Sneaky spies confirm Chevrolet's continued use of steel in its body work.
Spies caught the 2019 Chevrolet Silverado testing in the wild this week, and as an added bonus, appear to have confirmed that Chevrolet is sticking with steel as its material of choice for the next generation of its bread-and-butter pickup.
How'd they figure that out, you ask? Well, being the resourceful (and brazen) folks that they are, they simply walked up to the mule as it was stuck in traffic and held a magnet to the camouflaged bed side to see if it would stick. They even sent along a video of themselves doing it, satisfying "thump" of metal and all.
Confirmed, right? Well, for the time being, at least. Given the extent of the camouflage on this engineering example, it's difficult to say how far along the truck is or how likely it is to remain in this exact configuration for the duration of its development. That said, vehicles sporting this robust of a disguise are usually fairly close to their production bodies. Otherwise, there wouldn't be much to hide (and they likely wouldn't be on public roads in the first place).
The rumors of aluminum and other weight-saving strategies are still swirling around the new Silverado, so we expect that when all is said and done, we'll find out that it is being used elsewhere in the truck's body and/or chassis. Pieces such as hoods and doors have long been targets for automakers seeking low-hanging fruit in the weight reduction department, and given that those parts should receive less wear and tear than the bed, they may be prime targets for Chevrolet's engineers.

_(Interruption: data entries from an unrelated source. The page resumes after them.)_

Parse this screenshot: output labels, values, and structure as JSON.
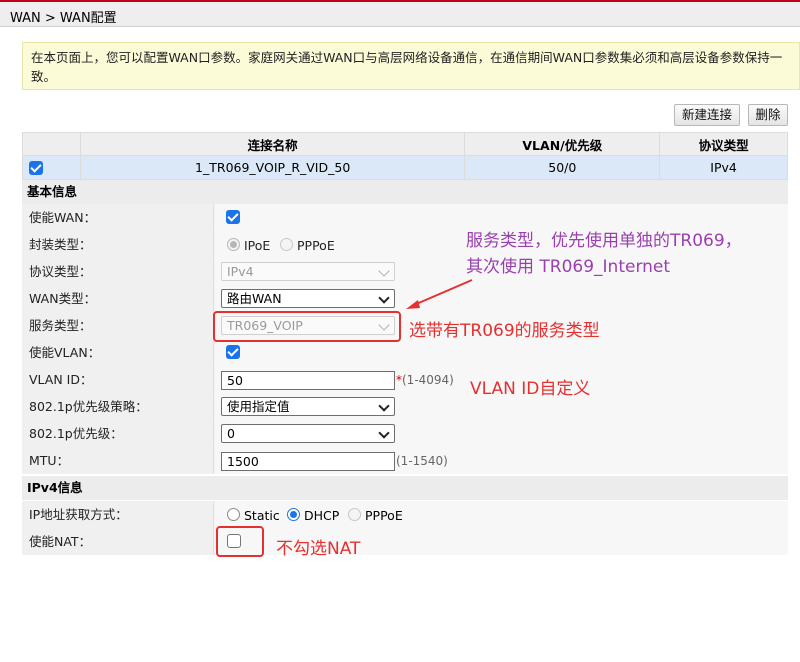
{
  "breadcrumb": "WAN > WAN配置",
  "notice": "在本页面上，您可以配置WAN口参数。家庭网关通过WAN口与高层网络设备通信，在通信期间WAN口参数集必须和高层设备参数保持一致。",
  "toolbar": {
    "new_label": "新建连接",
    "delete_label": "删除"
  },
  "list": {
    "headers": [
      "连接名称",
      "VLAN/优先级",
      "协议类型"
    ],
    "row": {
      "checked": true,
      "name": "1_TR069_VOIP_R_VID_50",
      "vlan": "50/0",
      "protocol": "IPv4"
    }
  },
  "sections": {
    "basic": "基本信息",
    "ipv4": "IPv4信息"
  },
  "fields": {
    "enable_wan": {
      "label": "使能WAN：",
      "checked": true
    },
    "encap": {
      "label": "封装类型：",
      "options": [
        "IPoE",
        "PPPoE"
      ],
      "selected": "IPoE"
    },
    "protocol": {
      "label": "协议类型：",
      "value": "IPv4"
    },
    "wan_type": {
      "label": "WAN类型：",
      "value": "路由WAN"
    },
    "service_type": {
      "label": "服务类型：",
      "value": "TR069_VOIP"
    },
    "enable_vlan": {
      "label": "使能VLAN：",
      "checked": true
    },
    "vlan_id": {
      "label": "VLAN ID：",
      "value": "50",
      "required": "*",
      "hint": "(1-4094)"
    },
    "prio_policy": {
      "label": "802.1p优先级策略：",
      "value": "使用指定值"
    },
    "prio": {
      "label": "802.1p优先级：",
      "value": "0"
    },
    "mtu": {
      "label": "MTU：",
      "value": "1500",
      "hint": "(1-1540)"
    },
    "ip_mode": {
      "label": "IP地址获取方式：",
      "options": [
        "Static",
        "DHCP",
        "PPPoE"
      ],
      "selected": "DHCP"
    },
    "enable_nat": {
      "label": "使能NAT：",
      "checked": false
    }
  },
  "annotations": {
    "service_note_line1": "服务类型，优先使用单独的TR069，",
    "service_note_line2": "其次使用 TR069_Internet",
    "service_choice": "选带有TR069的服务类型",
    "vlan_note": "VLAN ID自定义",
    "nat_note": "不勾选NAT"
  },
  "colors": {
    "accent": "#1a73e8",
    "annotation_red": "#e53030",
    "annotation_purple": "#9b3fb0",
    "notice_bg": "#fcfbd8"
  }
}
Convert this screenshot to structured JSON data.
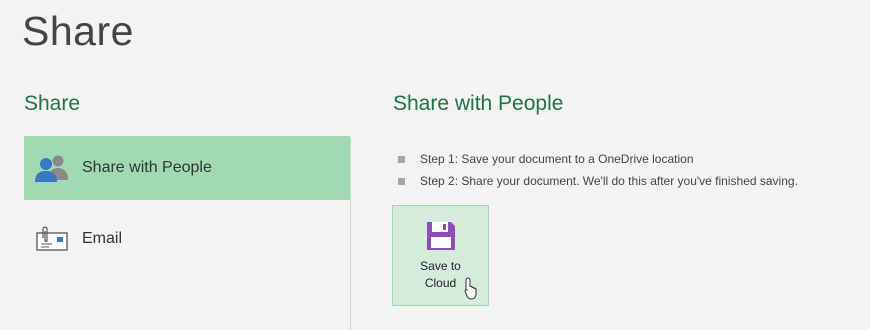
{
  "page": {
    "title": "Share"
  },
  "left_panel": {
    "heading": "Share",
    "items": [
      {
        "label": "Share with People",
        "icon": "people-icon",
        "selected": true
      },
      {
        "label": "Email",
        "icon": "email-icon",
        "selected": false
      }
    ]
  },
  "right_panel": {
    "heading": "Share with People",
    "steps": [
      "Step 1: Save your document to a OneDrive location",
      "Step 2: Share your document. We'll do this after you've finished saving."
    ],
    "save_button": {
      "label": "Save to Cloud",
      "icon": "floppy-disk-icon"
    }
  },
  "colors": {
    "accent_green": "#217346",
    "selected_bg": "#a0d9b2",
    "button_bg": "#d5ecdc",
    "save_icon": "#8e4fb0"
  }
}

The mule pictured was also equipped with some form of auto stop/start (also confirmed by the video provided of the magnet test), likely marking the return of the mild hybridization systems with which GM has been experimenting off and on (forgive us) in recent years. We should know more about the Silverado's engineering and powertrain enhancements soon enough, as the new pickup is expected to hit dealer lots next year.